Los Angeles-- Long-term marijuana smokers may develop pre-cancerous changes in bronchial cells at similar rates to tobacco smokers, suggests a UCLA study reported in this week's Journal of the National Cancer Institute.
NORML board member Dr. John Morgan of the City University of New York (CUNY) Medical School said that the data must not overshadow decades of research illustrating the relative safety of moderate marijuana smoking. "There are no epidemiological or aggregate clinical data showing higher rates of lung cancer in people who smoke marijuana," he said. Morgan noted that a decade long study completed by Kaiser Permanente last year found no increase in deaths among 14,000-plus marijuana smokers when compared to nonsmokers.
"Like tobacco smoke, marijuana smoke contains a number of irritants and carcinogens," Morgan said. "However, most marijuana-only smokers in the United States probably do not ingest enough smoke to cause serious lung damage." Marijuana smokers in the UCLA study admitted smoking 10 joints or more per week for the past five years. Most recreational marijuana users smoke far less than that, Morgan speculated.

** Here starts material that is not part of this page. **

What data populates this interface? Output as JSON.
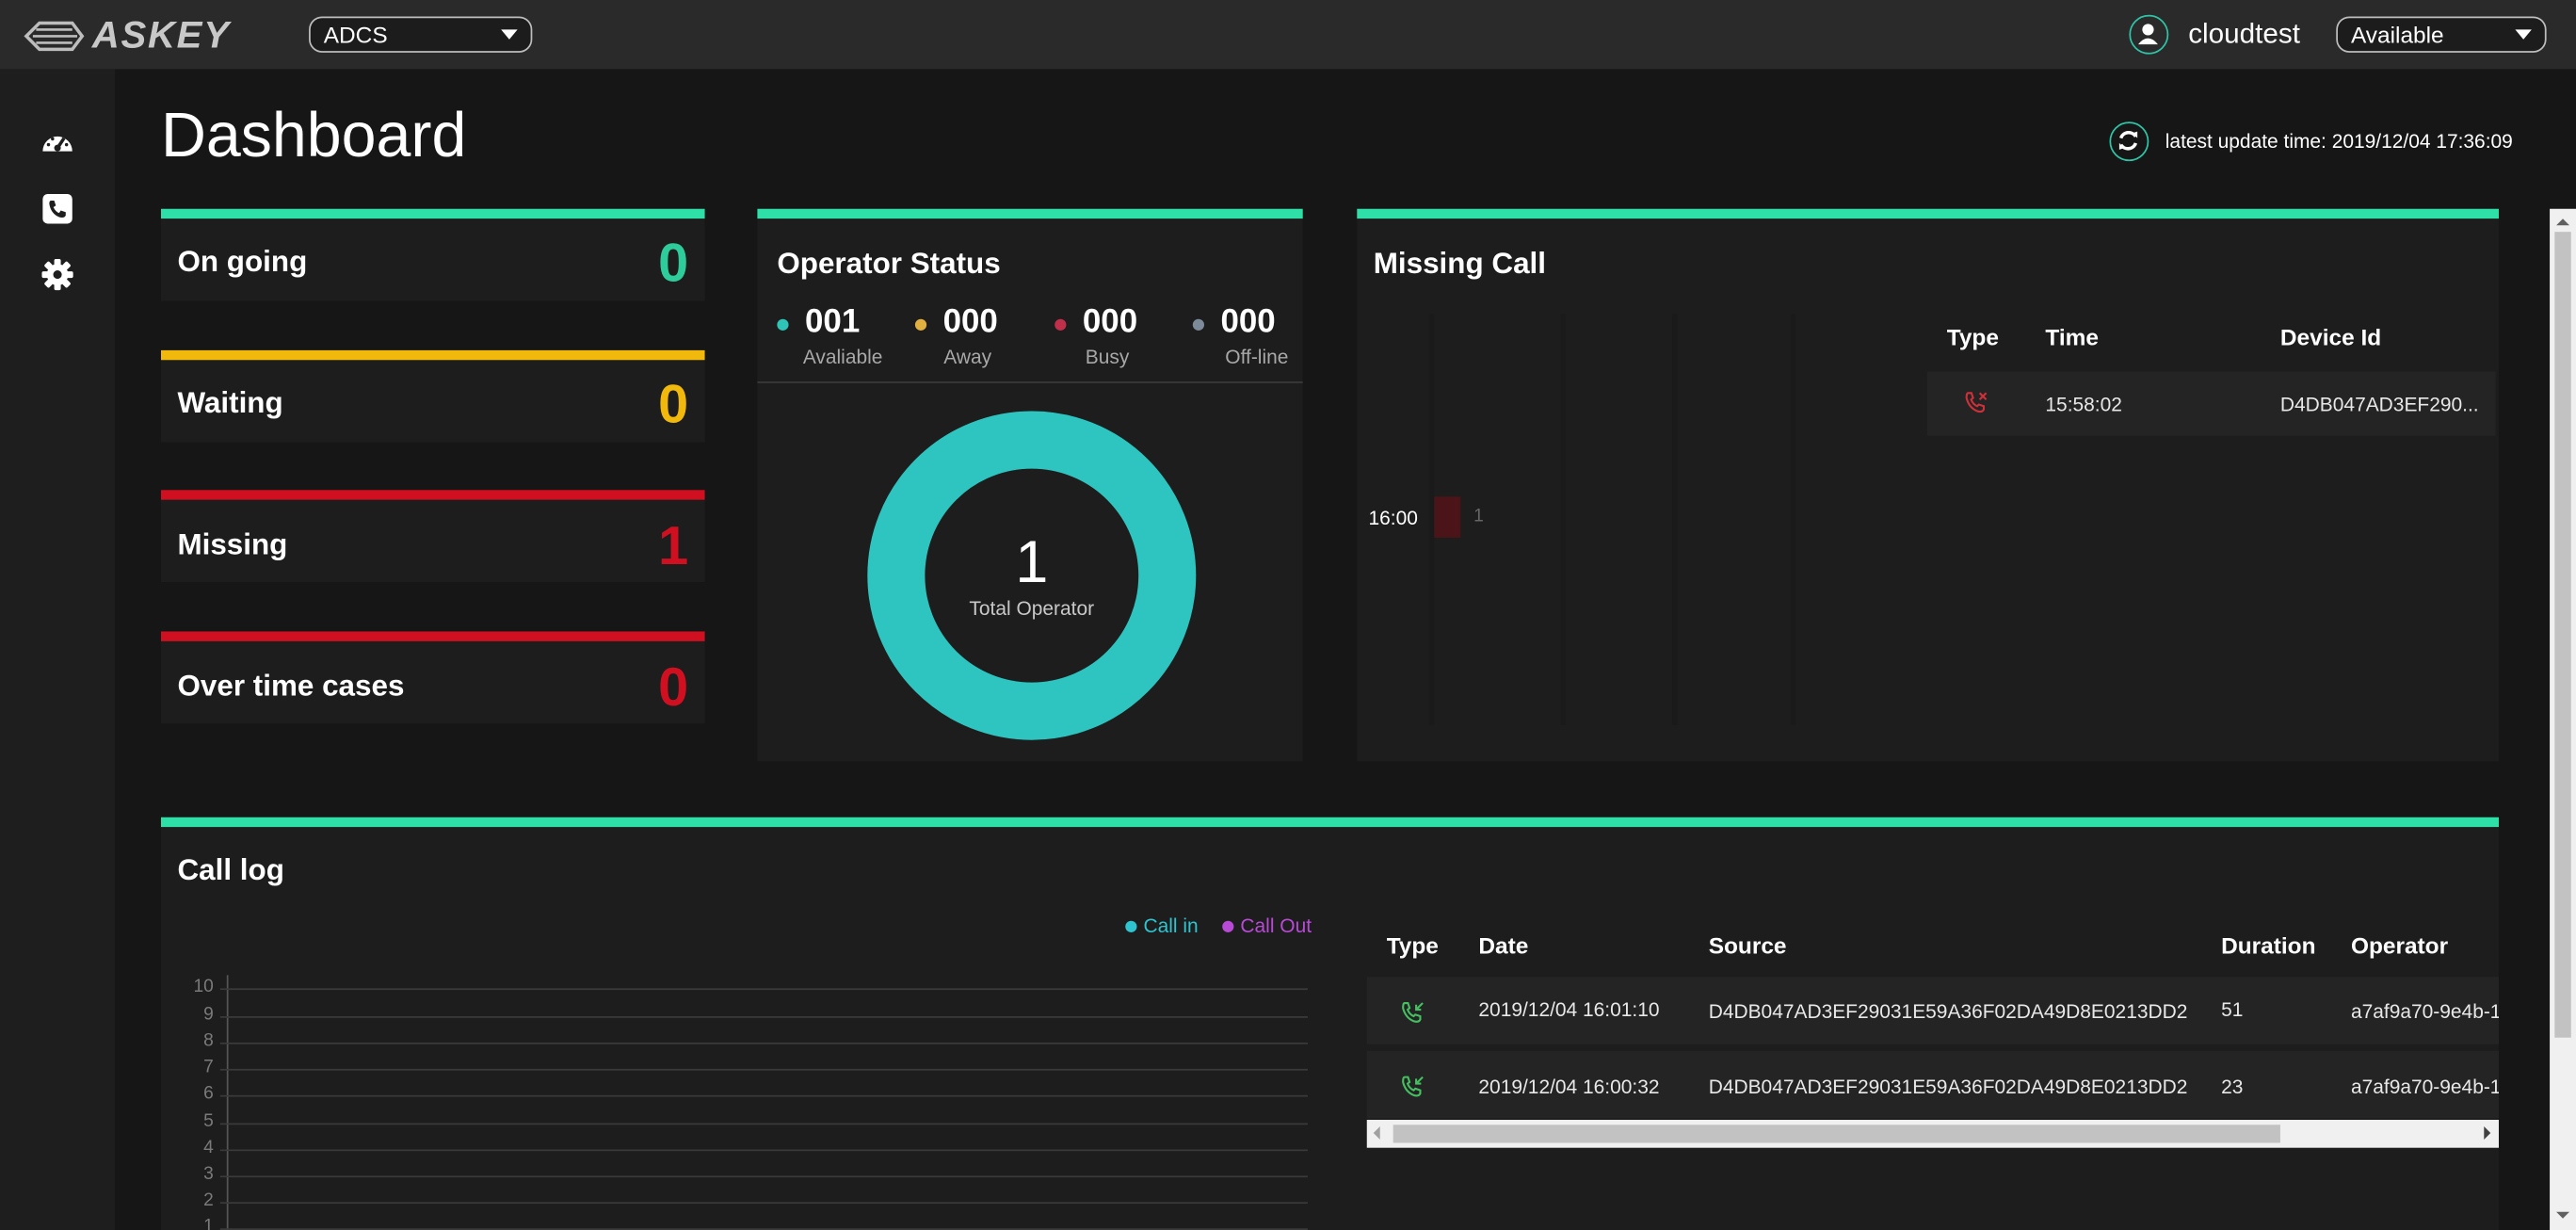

Morgan added that THC, one of the chief active ingredients in marijuana, does not appear to be carcinogenic and may offer protection against the development of some malignancies. He pointed to the results of a $2 million federal study demonstrating that rats fed huge doses of THC over long periods failed to develop cancer and had fewer tumors than rats not given the compound.
The UCLA study found that 54 percent of tobacco smokers and 67 percent of marijuana smokers showed evidence of potentially cancerous molecular alternations in their lung tissues. Only 11 percent of nonsmokers showed any pre-cancerous changes.

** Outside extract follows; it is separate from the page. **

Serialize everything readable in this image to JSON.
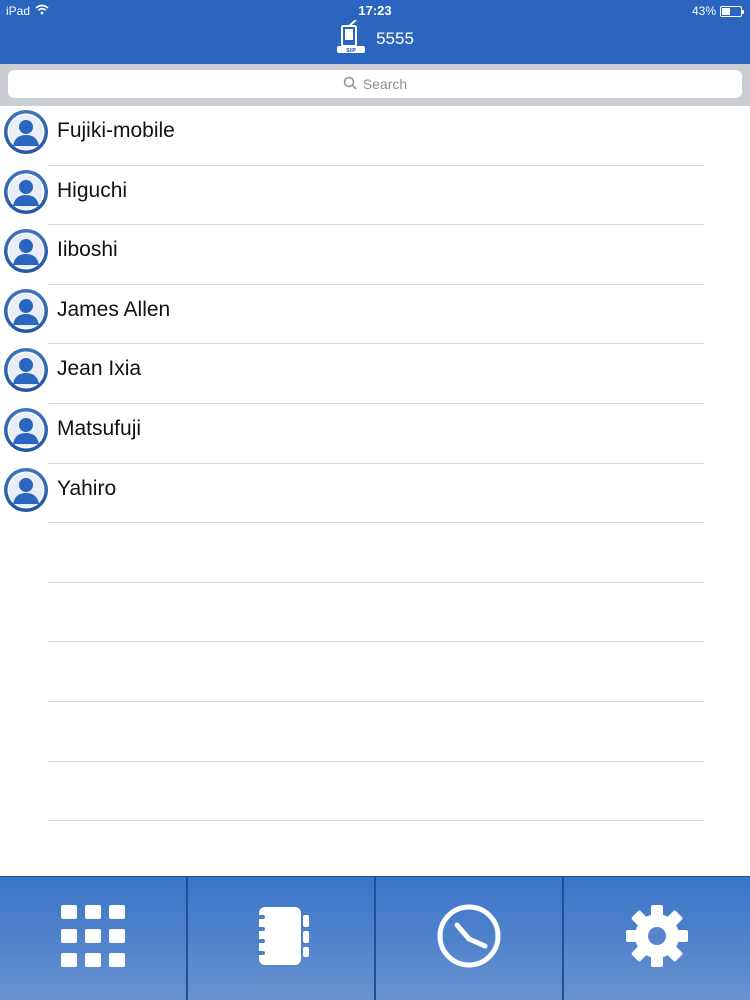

Habitual smokers of tobacco and marijuana had a 100 percent incidence of basal cell hyperplasia, a genetic marker associated with increased risk of lung cancer. One-hundred-and-four people participated in the study.

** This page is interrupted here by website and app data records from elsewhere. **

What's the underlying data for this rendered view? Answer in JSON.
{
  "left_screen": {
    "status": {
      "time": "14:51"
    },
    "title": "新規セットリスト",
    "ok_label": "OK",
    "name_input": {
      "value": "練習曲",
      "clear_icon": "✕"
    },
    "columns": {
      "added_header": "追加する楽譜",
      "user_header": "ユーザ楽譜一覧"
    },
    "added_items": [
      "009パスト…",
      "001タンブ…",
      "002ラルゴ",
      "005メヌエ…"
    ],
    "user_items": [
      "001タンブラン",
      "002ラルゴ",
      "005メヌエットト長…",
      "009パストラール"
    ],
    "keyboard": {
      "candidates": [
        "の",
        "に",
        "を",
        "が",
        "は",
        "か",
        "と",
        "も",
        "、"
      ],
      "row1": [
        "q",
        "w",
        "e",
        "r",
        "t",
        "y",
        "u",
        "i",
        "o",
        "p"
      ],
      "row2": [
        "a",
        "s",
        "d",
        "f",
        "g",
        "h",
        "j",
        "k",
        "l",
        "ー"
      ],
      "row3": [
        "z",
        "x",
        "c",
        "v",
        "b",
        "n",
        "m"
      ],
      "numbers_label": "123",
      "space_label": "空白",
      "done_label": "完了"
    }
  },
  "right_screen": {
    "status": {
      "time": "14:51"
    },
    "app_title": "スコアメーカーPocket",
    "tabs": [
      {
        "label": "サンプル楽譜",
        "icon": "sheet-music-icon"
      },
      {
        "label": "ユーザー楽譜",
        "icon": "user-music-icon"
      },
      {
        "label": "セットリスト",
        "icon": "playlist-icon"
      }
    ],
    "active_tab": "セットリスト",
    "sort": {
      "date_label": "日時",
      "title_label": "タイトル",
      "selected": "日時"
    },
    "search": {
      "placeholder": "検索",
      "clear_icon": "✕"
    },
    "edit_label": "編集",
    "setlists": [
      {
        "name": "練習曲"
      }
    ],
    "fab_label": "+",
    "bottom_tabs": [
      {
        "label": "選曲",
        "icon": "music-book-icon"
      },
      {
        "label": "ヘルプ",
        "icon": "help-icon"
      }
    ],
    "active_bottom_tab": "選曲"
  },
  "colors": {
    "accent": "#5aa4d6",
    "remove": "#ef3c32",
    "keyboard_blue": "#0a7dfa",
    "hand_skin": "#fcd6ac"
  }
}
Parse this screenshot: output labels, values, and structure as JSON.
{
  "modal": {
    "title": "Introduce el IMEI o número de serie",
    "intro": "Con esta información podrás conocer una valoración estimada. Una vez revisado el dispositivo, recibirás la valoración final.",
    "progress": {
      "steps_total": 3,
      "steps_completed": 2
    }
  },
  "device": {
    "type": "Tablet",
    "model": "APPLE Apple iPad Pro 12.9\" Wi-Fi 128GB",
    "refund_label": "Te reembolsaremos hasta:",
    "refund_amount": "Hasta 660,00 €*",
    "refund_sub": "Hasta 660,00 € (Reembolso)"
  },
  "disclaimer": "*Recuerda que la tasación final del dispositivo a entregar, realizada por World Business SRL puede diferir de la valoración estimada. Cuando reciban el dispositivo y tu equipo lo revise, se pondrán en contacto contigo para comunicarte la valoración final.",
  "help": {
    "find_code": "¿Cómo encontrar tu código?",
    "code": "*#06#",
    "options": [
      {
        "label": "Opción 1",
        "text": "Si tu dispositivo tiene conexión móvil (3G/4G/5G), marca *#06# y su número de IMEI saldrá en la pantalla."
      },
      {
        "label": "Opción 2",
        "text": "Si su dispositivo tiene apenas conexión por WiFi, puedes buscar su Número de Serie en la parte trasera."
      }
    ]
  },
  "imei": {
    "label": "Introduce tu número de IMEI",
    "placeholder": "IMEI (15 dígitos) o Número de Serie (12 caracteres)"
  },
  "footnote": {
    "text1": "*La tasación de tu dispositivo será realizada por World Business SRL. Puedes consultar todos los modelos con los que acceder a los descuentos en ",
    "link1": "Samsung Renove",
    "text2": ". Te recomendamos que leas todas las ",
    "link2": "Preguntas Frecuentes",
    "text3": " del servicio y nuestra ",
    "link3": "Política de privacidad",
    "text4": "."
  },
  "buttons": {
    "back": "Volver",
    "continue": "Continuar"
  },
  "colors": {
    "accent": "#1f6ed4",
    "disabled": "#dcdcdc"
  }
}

NORML Executive Director R. Keith Stroup, Esq. said the study's findings do not justify arresting and jailing marijuana smokers. "Any risk presented by marijuana smoking falls well within the ambit of choice we permit the individual in a free society," he said. "We do not suggest that marijuana is totally harmless or that it cannot be abused. That is true for all drugs, including those which are legal. Clearly, however, marijuana's relative risk to the user and society in no way warrants arresting more than 642,000 marijuana smokers each year."
Stroup added that the research strengthened the need to reform federal and state laws that forbid the use of paraphernalia that limits the amount of noxious smoke inhaled by marijuana consumers. "Any potential health risk from marijuana smoking comes from the consumption of carcinogenic smoke, not the active compounds in marijuana. It is counter-productive for the government to forbid the use of products like vaporizers that can greatly reduce this particular risk to the lungs."
For more information, please contact either Dr. John Morgan of CUNY Medical School, (212) 650-8255, or Paul Armentano of The NORML Foundation, (202) 483-8751. Copies of the 1997 Kaiser Permanente marijuana and mortality study are available upon request from The NORML Foundation.